“It’s been ready since 2009.” (What was I gonna say--no? It was so ready!)
After a quick review by her other consulting editors, she set me up with a March publication date, and well–as the dreaded cliche goes, the rest is history.
The Lord creates opportunities and nudges us into them. I believe this was one of his nudges!
by Linda Yezak
SkySail Books, March 2011
Patricia Talbert is a high-class social coordinator from New York.
Talon Carlson is a rugged bull rider from Texas.
He thinks she's too polished.
She thinks he's insane.
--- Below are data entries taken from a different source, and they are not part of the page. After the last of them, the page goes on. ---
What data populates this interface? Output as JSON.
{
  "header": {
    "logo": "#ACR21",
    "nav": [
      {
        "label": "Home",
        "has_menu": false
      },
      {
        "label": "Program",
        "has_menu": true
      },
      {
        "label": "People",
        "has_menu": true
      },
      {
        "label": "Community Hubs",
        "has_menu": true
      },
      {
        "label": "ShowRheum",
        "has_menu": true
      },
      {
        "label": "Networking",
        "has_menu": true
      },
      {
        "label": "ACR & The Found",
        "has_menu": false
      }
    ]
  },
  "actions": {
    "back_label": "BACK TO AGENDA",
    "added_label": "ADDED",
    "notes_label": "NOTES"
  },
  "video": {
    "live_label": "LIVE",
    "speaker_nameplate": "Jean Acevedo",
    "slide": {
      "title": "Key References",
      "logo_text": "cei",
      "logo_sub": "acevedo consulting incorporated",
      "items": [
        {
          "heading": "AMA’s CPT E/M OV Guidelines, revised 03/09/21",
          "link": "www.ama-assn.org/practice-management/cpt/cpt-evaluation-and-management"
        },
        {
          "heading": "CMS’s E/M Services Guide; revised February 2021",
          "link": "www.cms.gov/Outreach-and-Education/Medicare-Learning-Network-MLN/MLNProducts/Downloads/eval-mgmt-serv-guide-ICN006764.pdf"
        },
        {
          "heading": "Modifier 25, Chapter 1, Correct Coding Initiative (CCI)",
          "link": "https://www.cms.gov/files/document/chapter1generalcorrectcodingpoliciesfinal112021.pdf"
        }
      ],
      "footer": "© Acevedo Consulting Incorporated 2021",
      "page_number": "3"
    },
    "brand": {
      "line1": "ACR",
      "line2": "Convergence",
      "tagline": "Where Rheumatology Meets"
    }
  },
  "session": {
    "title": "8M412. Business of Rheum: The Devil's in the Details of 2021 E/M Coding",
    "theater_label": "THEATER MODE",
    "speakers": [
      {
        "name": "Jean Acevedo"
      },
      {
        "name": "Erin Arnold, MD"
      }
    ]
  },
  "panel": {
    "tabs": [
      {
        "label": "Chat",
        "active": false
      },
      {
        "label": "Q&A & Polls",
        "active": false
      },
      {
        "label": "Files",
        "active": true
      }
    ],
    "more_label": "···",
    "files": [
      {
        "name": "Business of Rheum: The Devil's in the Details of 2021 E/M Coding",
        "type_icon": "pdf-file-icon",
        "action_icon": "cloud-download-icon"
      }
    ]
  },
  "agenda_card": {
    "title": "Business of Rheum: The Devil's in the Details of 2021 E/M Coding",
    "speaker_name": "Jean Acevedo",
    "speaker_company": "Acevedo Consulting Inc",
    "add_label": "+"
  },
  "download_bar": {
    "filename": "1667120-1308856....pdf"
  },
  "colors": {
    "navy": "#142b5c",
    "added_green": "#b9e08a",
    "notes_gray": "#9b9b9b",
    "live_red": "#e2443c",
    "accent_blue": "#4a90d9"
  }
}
Opposites aren't quick to attract when the lady who enters the cowboy's world is on a mission to sell the ranch. But a box of letters changes her mission--letters of unshakable faith and a love deeper than anything she's ever experienced.
Soon she finds his integrity appealing. Her spunk draws him in. He has the faith she craves; she may be the love he longs for. But faith and love aren't achieved in a single weekend.
To buy time to explore the possibilities between them, she issues a challenge: "Teach me to ride bulls."
From here on, they're in for the ride of their lives.
Two-time ACFW Genesis finalist Linda Yezak resides in the state of Texas where tall tales abound and exaggeration is an art form. Aside from being a member of American Christian Fiction Writers (ACFW), she also belongs to Women Writing the West (WWW) and The Christian PEN. She lives in the heart of a forest with her husband, three cats, four ducks, and a pond full of fish.
777 Peppermint Place